Asthma presents all kinds of challenges: the need to monitor your environment for asthma triggers, moderate your exercise so that it doesn’t send your asthma out of control, and keep an inhaler close at all times. Then, there’s the fear that your asthma could flare into a full-blown attack at any time.
But even beyond these ongoing challenges, there’s the added worry that your asthma could increase your risk for complications from other illnesses.
Flu and asthma
Flu, or influenza, is a viral infection that attacks the nose, throat, and lungs. It is spread by airborne respiratory droplets (think coughs or sneezes), through touching contaminated surfaces, through skin contact (such as shaking hands), and through saliva exchange (kissing, drinking from the same glass).
The tell-tale signs of flu include fever and chills, muscle aches, headaches, cough, a runny or stuffed-up nose, and fatigue. But when flu attacks the already swollen and sensitive airways of someone with asthma, it can make a bad situation worse. Flu causes increased swelling of the airways so that it becomes difficult for asthmatics to breathe. It also revs up mucus production, which further constricts breathing.
Most kids don’t have to go to the hospital because they have flu, but of those that do, asthma is the most common medical condition. In fact, a six-year study published in the medical journal Pediatrics found that one-third of children hospitalized with flu had asthma. And both children and adults with asthma are more likely to develop pneumonia after contracting the flu. They’re also more prone to sinus and ear infections after flu.

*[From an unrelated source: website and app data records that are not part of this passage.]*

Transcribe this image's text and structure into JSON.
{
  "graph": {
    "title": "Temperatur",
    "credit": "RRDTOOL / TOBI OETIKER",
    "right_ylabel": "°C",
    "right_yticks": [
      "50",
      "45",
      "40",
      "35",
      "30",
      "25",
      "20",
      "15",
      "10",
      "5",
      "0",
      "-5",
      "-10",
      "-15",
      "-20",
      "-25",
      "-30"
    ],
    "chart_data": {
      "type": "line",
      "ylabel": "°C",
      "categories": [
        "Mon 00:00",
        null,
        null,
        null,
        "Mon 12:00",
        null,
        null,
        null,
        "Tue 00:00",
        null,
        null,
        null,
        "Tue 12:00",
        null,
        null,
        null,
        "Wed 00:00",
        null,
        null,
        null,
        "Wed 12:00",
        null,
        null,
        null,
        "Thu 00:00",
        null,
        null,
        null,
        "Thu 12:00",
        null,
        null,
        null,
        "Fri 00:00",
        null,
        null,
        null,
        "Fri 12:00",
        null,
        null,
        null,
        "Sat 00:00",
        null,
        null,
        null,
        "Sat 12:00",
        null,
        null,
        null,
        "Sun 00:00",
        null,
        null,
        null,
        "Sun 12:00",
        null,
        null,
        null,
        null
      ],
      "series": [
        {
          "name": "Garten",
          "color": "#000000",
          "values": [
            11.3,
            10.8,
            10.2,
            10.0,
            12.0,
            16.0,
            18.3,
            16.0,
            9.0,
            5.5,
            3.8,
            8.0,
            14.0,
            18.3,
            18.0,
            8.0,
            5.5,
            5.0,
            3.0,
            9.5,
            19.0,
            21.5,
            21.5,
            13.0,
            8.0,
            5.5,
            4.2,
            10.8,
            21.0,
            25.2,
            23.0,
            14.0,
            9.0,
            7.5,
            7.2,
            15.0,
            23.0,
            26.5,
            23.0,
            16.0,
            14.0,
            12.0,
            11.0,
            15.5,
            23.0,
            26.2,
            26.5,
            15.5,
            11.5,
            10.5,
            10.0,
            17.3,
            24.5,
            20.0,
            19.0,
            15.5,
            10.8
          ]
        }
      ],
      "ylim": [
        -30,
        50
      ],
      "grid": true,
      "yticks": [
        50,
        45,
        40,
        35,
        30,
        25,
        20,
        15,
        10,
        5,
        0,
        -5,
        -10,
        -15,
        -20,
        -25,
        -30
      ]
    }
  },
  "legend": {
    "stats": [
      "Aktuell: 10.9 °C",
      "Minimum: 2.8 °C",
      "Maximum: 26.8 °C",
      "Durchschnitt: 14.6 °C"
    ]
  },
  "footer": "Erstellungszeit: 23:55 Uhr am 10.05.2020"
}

- Preventing Flu
Although there’s no way to guarantee that you’ll stay flu-free, there are important steps you can take to minimize your risks. If you have asthma, it’s especially important that you get your flu vaccination. You should also adhere closely to your asthma treatment plan so that your asthma is well-controlled heading into flu season. And, of course, keep your hands away from your face, wash your hands, and disinfect surfaces.
COVID-19 and Asthma
Like influenza, COVID-19 targets the respiratory system (nose, throat, lungs). According to the AAAAI (American Academy of Allergy, Asthma and Immunology), the majority of studies show that people with asthma are not at a greater risk for developing COVID, nor are they at a greater risk for disease severity. However, the AAAAI warns that the best thing that people with asthma can do during the current pandemic is to keep their asthma under control.
If patients get lax with their medications and have an allergy attack, they may have to go to the hospital. That will usher in other problems, such as increasing their exposure to COVID-19 patients—or even getting turned away if hospital beds are full.
- Preventing COVID-19
We stand behind the CDC’s recommendations to vaccinate, wash hands, wear a mask, and social distance. Even though asthma has not been proven to increase COVID-19-associated risks, it can expose you to other unnecessary risks that can jeopardize your health.
Many other viruses have a heightened effect on people with asthma. For example, during the 2009 H1N1 pandemic, 44% of all children hospitalized due to the virus had asthma. Even the common cold can send your asthma into overdrive. Roughly 75% of asthmatics say that their asthma symptoms worsen under the influence of a common cold, and it is not unusual for colds to turn asthma into a full-blown medical emergency.
Control Your Asthma
According to the American Thoracic Society, more than 60% of Americans with severe asthma are not getting adequate medical care to help them manage their disease. If you or someone you know is living with uncontrolled asthma, see a doctor.
And if your asthma is allergy-related (as most asthma is), consider seeing an AllergyEasy physician for a safe, hassle-free treatment. These physicians can order an allergy test kit to find out which allergies are contributing to your asthma, then prescribe sublingual immunotherapy drops. The drops work like allergy shots, but they can be dosed as under-the-tongue drops instead of injections. And because they have a higher safety profile than shots, they work better for many asthma patients—including those with uncontrolled asthma. Remember that if allergies are causing your asthma, medications will only put a bandage on the symptoms, but they won’t fix the underlying problem.
If you have asthma, you know better than most about the importance of being proactive with your health. As we head into flu season and continue to battle the Covid-19 pandemic, make sure to take the steps necessary to stay at your best.